Therefore, from that paragraph, we understand that President Donald Trump’s candidacy coalesced this group of Millennials who bring a different perspective. In Britain, Millennials who supported Brexit comprise this group.
There is another characteristic of this independent group of commentators: their willingness to speak out and use the Left’s own tactics on them, as a Return of Kings post advises:
… the long and short of it is this: embracing and amplifying leftist absurdities are an excellent tactic to counter progressives and SJWs, and three of the ways to embrace and amplify are through increasing the frequency of the embraced absurdity, shifting it slightly to something the leftist finds unacceptable, and/or reversing it on the leftist.

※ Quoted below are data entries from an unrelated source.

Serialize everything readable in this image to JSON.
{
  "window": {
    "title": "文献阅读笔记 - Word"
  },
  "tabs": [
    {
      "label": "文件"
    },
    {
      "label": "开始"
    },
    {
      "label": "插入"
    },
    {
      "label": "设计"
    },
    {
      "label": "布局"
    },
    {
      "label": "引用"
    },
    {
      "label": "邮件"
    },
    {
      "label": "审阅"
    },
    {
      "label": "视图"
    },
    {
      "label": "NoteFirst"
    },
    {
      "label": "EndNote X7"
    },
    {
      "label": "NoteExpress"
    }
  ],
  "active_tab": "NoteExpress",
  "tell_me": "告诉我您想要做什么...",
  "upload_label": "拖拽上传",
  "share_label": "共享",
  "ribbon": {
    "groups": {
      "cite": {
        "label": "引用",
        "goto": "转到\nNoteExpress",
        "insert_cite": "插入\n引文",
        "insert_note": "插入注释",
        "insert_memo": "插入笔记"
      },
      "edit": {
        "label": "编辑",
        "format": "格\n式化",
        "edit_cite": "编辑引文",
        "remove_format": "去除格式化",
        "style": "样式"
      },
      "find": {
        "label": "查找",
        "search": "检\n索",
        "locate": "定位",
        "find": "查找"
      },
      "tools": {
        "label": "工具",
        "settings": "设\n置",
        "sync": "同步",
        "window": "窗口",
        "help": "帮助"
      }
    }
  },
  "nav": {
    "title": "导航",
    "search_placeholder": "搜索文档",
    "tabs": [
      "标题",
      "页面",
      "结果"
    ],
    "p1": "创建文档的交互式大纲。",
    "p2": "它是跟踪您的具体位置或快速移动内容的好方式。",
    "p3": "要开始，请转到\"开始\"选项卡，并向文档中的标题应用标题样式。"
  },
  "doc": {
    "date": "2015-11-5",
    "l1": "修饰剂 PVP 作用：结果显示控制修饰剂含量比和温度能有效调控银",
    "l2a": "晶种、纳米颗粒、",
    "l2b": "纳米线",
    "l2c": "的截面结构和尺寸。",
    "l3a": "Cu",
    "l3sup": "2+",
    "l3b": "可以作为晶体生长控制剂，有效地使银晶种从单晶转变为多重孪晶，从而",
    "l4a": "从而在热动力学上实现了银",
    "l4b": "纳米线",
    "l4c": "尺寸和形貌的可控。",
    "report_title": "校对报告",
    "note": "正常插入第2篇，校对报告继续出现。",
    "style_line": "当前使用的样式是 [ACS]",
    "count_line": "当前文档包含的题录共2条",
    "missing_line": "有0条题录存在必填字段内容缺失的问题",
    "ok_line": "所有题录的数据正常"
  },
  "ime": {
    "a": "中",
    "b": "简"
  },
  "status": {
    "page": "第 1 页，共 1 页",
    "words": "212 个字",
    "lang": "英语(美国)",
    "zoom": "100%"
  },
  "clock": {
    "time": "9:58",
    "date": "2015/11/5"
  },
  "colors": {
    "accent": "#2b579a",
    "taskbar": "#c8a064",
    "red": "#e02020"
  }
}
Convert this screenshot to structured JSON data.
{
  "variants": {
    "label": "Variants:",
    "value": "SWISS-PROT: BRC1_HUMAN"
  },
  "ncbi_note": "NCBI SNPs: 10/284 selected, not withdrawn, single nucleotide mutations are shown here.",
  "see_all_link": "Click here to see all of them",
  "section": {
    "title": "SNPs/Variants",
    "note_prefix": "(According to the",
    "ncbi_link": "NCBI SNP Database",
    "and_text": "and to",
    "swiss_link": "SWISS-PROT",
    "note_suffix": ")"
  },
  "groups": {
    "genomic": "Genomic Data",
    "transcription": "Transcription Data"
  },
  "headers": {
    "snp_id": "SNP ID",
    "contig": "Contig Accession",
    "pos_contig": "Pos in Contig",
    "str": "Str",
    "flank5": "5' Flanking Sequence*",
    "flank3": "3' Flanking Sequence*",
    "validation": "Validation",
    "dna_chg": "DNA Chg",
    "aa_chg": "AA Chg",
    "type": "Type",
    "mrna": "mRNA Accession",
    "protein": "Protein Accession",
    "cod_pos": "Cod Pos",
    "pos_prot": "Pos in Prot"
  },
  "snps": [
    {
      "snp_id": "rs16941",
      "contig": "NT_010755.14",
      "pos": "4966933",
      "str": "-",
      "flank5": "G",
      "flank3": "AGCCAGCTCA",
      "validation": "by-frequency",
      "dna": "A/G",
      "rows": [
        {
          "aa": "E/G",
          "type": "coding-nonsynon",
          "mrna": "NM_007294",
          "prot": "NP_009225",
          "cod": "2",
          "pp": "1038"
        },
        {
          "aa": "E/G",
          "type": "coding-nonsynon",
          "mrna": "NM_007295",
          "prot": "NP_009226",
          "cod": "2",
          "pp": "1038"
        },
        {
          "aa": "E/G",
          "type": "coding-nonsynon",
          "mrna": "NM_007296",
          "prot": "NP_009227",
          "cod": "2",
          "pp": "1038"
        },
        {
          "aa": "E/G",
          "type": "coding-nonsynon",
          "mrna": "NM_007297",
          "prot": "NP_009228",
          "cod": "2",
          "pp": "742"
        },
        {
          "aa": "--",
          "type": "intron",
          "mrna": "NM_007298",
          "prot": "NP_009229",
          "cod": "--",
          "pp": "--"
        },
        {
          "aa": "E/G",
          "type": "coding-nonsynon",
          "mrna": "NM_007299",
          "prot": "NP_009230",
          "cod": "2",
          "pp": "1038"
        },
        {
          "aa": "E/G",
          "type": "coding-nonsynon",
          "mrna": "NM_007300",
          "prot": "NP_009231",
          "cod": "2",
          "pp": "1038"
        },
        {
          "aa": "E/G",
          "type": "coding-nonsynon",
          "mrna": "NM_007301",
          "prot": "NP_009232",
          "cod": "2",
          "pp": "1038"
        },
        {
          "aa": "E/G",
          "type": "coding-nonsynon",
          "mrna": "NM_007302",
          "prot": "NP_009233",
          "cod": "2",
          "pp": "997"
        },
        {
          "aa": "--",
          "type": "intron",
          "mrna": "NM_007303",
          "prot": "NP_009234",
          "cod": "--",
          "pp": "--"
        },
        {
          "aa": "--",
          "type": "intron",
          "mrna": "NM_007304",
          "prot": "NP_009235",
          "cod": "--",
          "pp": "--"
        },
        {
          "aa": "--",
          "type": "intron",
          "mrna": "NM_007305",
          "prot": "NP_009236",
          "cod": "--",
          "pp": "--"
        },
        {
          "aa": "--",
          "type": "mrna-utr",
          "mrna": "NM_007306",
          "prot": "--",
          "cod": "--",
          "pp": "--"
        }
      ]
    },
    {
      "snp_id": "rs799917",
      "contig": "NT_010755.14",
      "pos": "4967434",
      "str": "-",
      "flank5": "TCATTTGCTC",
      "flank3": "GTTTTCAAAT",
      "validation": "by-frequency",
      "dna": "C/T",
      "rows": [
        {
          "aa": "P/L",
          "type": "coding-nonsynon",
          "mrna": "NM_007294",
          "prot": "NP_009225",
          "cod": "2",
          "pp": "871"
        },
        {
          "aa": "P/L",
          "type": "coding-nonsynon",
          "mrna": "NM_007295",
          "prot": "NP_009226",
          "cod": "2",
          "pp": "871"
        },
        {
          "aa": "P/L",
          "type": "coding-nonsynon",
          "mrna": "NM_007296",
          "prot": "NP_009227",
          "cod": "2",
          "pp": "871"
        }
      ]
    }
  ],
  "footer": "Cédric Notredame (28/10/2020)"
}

Now, will this tactic work on the leftists themselves? Likely not, for their worldview can only survive on incoherence and absurdity, and so they are used to it—although, in fairness, you may convince the odd leftist to change his mind. However, convincing leftists and progressives is not the point. Rather, the point is to rhetorically neuter the leftists while at the same time helping to sway the fence-sitters to be against the leftists, not for them.
And for the purposes of achieving that particular objective, embracing then amplifying leftist absurdities is a good tactic to use.
Vox Day, a Christian blogger and author writes about the effect of Gamergate (2014-2015), which showed the young Left at their worst in revealing their opponents’ identities, harassing them and sending them death threats:
One of the fascinating things about the last few years is the transition of many apolitical Game writers and sites to politically conscious Alt-Right and Alt-Lite perspectives. This is significant, because all of the writers involved are entirely accustomed to being mobbed and assailed by the mainstream media, so they’re not inclined to cuck and run like most conservatives are when faced with criticism.
That is the principal characteristic of this group, never seen before in such numbers until 2016. They understand how the game is played and they engage time and time again.
These people are not white supremacists or white nationalists. On the contrary, they welcome everyone to participate in dialogue promoting and defending traditional values of informed patriotism, family life and personal integrity.
They will not cave and, as this revolution of words unfolds, they will remain in the front line.